Message from the Chair
I’m writing to share the UC Davis English Department newsletter for 2021–22, a long, strange year for us all. It was a pleasure to return to Voorhies Hall in the fall and begin to see colleagues and students in person again. Despite some ups and downs (the stop-and-start winter quarter being a particularly difficult stretch), it has lifted our spirits to start to re-engage with our community face to face.
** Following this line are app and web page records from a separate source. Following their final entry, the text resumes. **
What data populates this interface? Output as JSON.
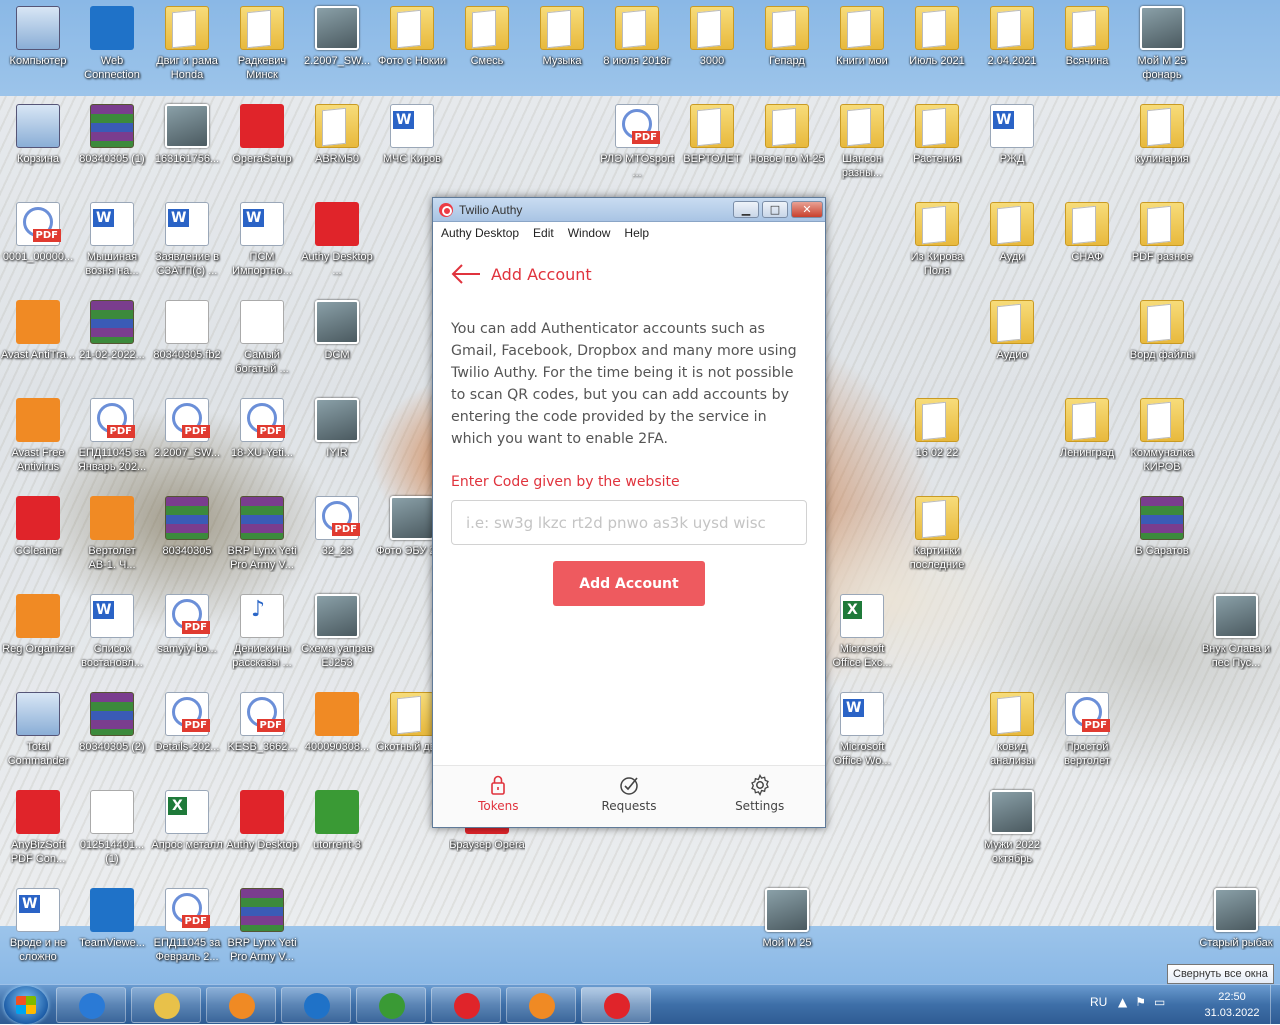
{
  "desktop": {
    "icons": [
      {
        "label": "Компьютер",
        "type": "sys"
      },
      {
        "label": "Web Connection",
        "type": "blue"
      },
      {
        "label": "Двиг и рама Honda",
        "type": "folder"
      },
      {
        "label": "Радкевич Минск",
        "type": "folder"
      },
      {
        "label": "2.2007_SW...",
        "type": "photo"
      },
      {
        "label": "Фото с Нокии",
        "type": "folder"
      },
      {
        "label": "Смесь",
        "type": "folder"
      },
      {
        "label": "Музыка",
        "type": "folder"
      },
      {
        "label": "8 июля 2018г",
        "type": "folder"
      },
      {
        "label": "3000",
        "type": "folder"
      },
      {
        "label": "Гепард",
        "type": "folder"
      },
      {
        "label": "Книги мои",
        "type": "folder"
      },
      {
        "label": "Июль 2021",
        "type": "folder"
      },
      {
        "label": "2.04.2021",
        "type": "folder"
      },
      {
        "label": "Всячина",
        "type": "folder"
      },
      {
        "label": "Мой М 25 фонарь",
        "type": "photo"
      },
      {
        "label": "Корзина",
        "type": "sys"
      },
      {
        "label": "80340305 (1)",
        "type": "rar"
      },
      {
        "label": "163161756...",
        "type": "photo"
      },
      {
        "label": "OperaSetup",
        "type": "red"
      },
      {
        "label": "ABRM50",
        "type": "folder"
      },
      {
        "label": "МЧС Киров",
        "type": "word"
      },
      {
        "label": "РЛЭ MTOsport ...",
        "type": "pdf"
      },
      {
        "label": "ВЕРТОЛЕТ",
        "type": "folder"
      },
      {
        "label": "Новое по М-25",
        "type": "folder"
      },
      {
        "label": "Шансон разны...",
        "type": "folder"
      },
      {
        "label": "Растения",
        "type": "folder"
      },
      {
        "label": "РЖД",
        "type": "word"
      },
      {
        "label": "кулинария",
        "type": "folder"
      },
      {
        "label": "0001_00000...",
        "type": "pdf"
      },
      {
        "label": "Мышиная возня на...",
        "type": "word"
      },
      {
        "label": "Заявление в СЗАТП(с) ...",
        "type": "word"
      },
      {
        "label": "ПСМ Импортно...",
        "type": "word"
      },
      {
        "label": "Authy Desktop ...",
        "type": "red"
      },
      {
        "label": "Из Кирова Поля",
        "type": "folder"
      },
      {
        "label": "Ауди",
        "type": "folder"
      },
      {
        "label": "СНАФ",
        "type": "folder"
      },
      {
        "label": "PDF разное",
        "type": "folder"
      },
      {
        "label": "Avast AntiTra...",
        "type": "orange"
      },
      {
        "label": "21-02-2022...",
        "type": "rar"
      },
      {
        "label": "80340305.fb2",
        "type": "file"
      },
      {
        "label": "Самый богатый ...",
        "type": "file"
      },
      {
        "label": "DCM",
        "type": "photo"
      },
      {
        "label": "Аудио",
        "type": "folder"
      },
      {
        "label": "Ворд файлы",
        "type": "folder"
      },
      {
        "label": "Avast Free Antivirus",
        "type": "orange"
      },
      {
        "label": "ЕПД11045 за Январь 202...",
        "type": "pdf"
      },
      {
        "label": "2.2007_SW...",
        "type": "pdf"
      },
      {
        "label": "18-XU-Yeti...",
        "type": "pdf"
      },
      {
        "label": "IYIR",
        "type": "photo"
      },
      {
        "label": "16 02 22",
        "type": "folder"
      },
      {
        "label": "Ленинград",
        "type": "folder"
      },
      {
        "label": "Коммуналка КИРОВ",
        "type": "folder"
      },
      {
        "label": "CCleaner",
        "type": "red"
      },
      {
        "label": "Вертолет АВ-1. Ч...",
        "type": "orange"
      },
      {
        "label": "80340305",
        "type": "rar"
      },
      {
        "label": "BRP Lynx Yeti Pro Army V...",
        "type": "rar"
      },
      {
        "label": "32_23",
        "type": "pdf"
      },
      {
        "label": "Фото ЭБУ 253",
        "type": "photo"
      },
      {
        "label": "Картинки последние",
        "type": "folder"
      },
      {
        "label": "В Саратов",
        "type": "rar"
      },
      {
        "label": "Reg Organizer",
        "type": "orange"
      },
      {
        "label": "Список востановл...",
        "type": "word"
      },
      {
        "label": "samyiy-bo...",
        "type": "pdf"
      },
      {
        "label": "Денискины рассказы ...",
        "type": "mp3"
      },
      {
        "label": "Схема уаправ EJ253",
        "type": "photo"
      },
      {
        "label": "Microsoft Office Exc...",
        "type": "excel"
      },
      {
        "label": "Внук Слава и пес Пус...",
        "type": "photo"
      },
      {
        "label": "Total Commander",
        "type": "sys"
      },
      {
        "label": "80340305 (2)",
        "type": "rar"
      },
      {
        "label": "Details-202...",
        "type": "pdf"
      },
      {
        "label": "KESB_3662...",
        "type": "pdf"
      },
      {
        "label": "400090308...",
        "type": "orange"
      },
      {
        "label": "Скотный двор",
        "type": "folder"
      },
      {
        "label": "Microsoft Office Wo...",
        "type": "word"
      },
      {
        "label": "ковид анализы",
        "type": "folder"
      },
      {
        "label": "Простой вертолет",
        "type": "pdf"
      },
      {
        "label": "AnyBizSoft PDF Con...",
        "type": "red"
      },
      {
        "label": "012514401... (1)",
        "type": "file"
      },
      {
        "label": "Апрос металл",
        "type": "excel"
      },
      {
        "label": "Authy Desktop",
        "type": "red"
      },
      {
        "label": "utorrent-3",
        "type": "green"
      },
      {
        "label": "Браузер Opera",
        "type": "red"
      },
      {
        "label": "Мужи 2022 октябрь",
        "type": "photo"
      },
      {
        "label": "Вроде и не сложно",
        "type": "word"
      },
      {
        "label": "TeamViewe...",
        "type": "blue"
      },
      {
        "label": "ЕПД11045 за Февраль 2...",
        "type": "pdf"
      },
      {
        "label": "BRP Lynx Yeti Pro Army V...",
        "type": "rar"
      },
      {
        "label": "Мой М 25",
        "type": "photo"
      },
      {
        "label": "Старый рыбак",
        "type": "photo"
      }
    ]
  },
  "window": {
    "title": "Twilio Authy",
    "minimize": "▁",
    "maximize": "□",
    "close": "✕",
    "menu": [
      "Authy Desktop",
      "Edit",
      "Window",
      "Help"
    ],
    "header_title": "Add Account",
    "description": "You can add Authenticator accounts such as Gmail, Facebook, Dropbox and many more using Twilio Authy. For the time being it is not possible to scan QR codes, but you can add accounts by entering the code provided by the service in which you want to enable 2FA.",
    "code_label": "Enter Code given by the website",
    "code_placeholder": "i.e: sw3g lkzc rt2d pnwo as3k uysd wisc",
    "code_value": "",
    "add_button": "Add Account",
    "nav": [
      {
        "label": "Tokens",
        "icon": "lock-icon",
        "active": true
      },
      {
        "label": "Requests",
        "icon": "check-circle-icon",
        "active": false
      },
      {
        "label": "Settings",
        "icon": "gear-icon",
        "active": false
      }
    ],
    "accent_color": "#e0333d",
    "button_color": "#ee5a5f"
  },
  "taskbar": {
    "apps": [
      {
        "name": "internet-explorer",
        "color": "#2a7ad6"
      },
      {
        "name": "file-explorer",
        "color": "#e8c14a"
      },
      {
        "name": "media-player",
        "color": "#f08a24"
      },
      {
        "name": "teamviewer",
        "color": "#1f72c8"
      },
      {
        "name": "utorrent",
        "color": "#3a9a35"
      },
      {
        "name": "opera",
        "color": "#e0242a"
      },
      {
        "name": "uc-browser",
        "color": "#f08a24"
      },
      {
        "name": "authy",
        "color": "#e0242a"
      }
    ],
    "language": "RU",
    "time": "22:50",
    "date": "31.03.2022",
    "tooltip": "Свернуть все окна"
  }
}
In addition to news of what all of you have been up to–publications, prizes, activities of diverse and exciting sorts!—you will find below news of several important transitions. This has, very sadly for us, been our last year with two beloved colleagues, Professor Parama Roy and our Undergraduate Counselor Lynda Jones, both of whom are moving into a well-earned retirement. They will be greatly missed but you can read some of their plans for post-Voorhies life in “Career Transitions,” and we hope they will return to visit us. More permanent losses were the deaths of Emeritus Professors Jerry Murphy and Peter Hays, both longtime mainstays of the department, whom we remember fondly here.
Looking forward, we are excited to be welcoming Professor Maceo Montoya, of the Department of Chicana and Chicano Studies, as a half-time professor in our department beginning this fall. A successful search in Global Black Literatures will also be bringing us two brand-new colleagues, Akua Banful and Xavier Lee, to whom I look forward to introducing you next year–the parting gift of Parama Roy, who chaired the search committee.
The department and the campus have also been enriched by the advent of a new Designated Emphasis in Environmental Humanities for graduate students, which will recognize and further the extraordinary work being done in this area by graduate students and faculty alike. You can learn more about its genesis and implementation from our interview with Professor Elizabeth Miller.
One further piece of good news for our department was the inauguration of the Deirdre Hackett Endowment for Experiential Learning, which will provide funds for graduate and undergraduate students to pursue opportunities beyond the classroom and even beyond the campus. We are very grateful to Matt Hackett for this tremendous gift, given in memory of his mother, a proud alumna of our department.
Final thanks to PhD student Kristin George Bagdanov, for organizing and writing the features you see below, and for her impeccable organization, and as always to Kevin Bryant, who makes sure all the links work and that our newsletter finds its way to the website.
I’m grateful to conclude my first year as chair teaching a wonderful class of English majors in person, seeing my colleagues and our students for “courtyard coffee” once a week, and working with our always amazing staff, without whom nothing could be done. I hope to be seeing more of all of you in 2022–23.
With all very best wishes,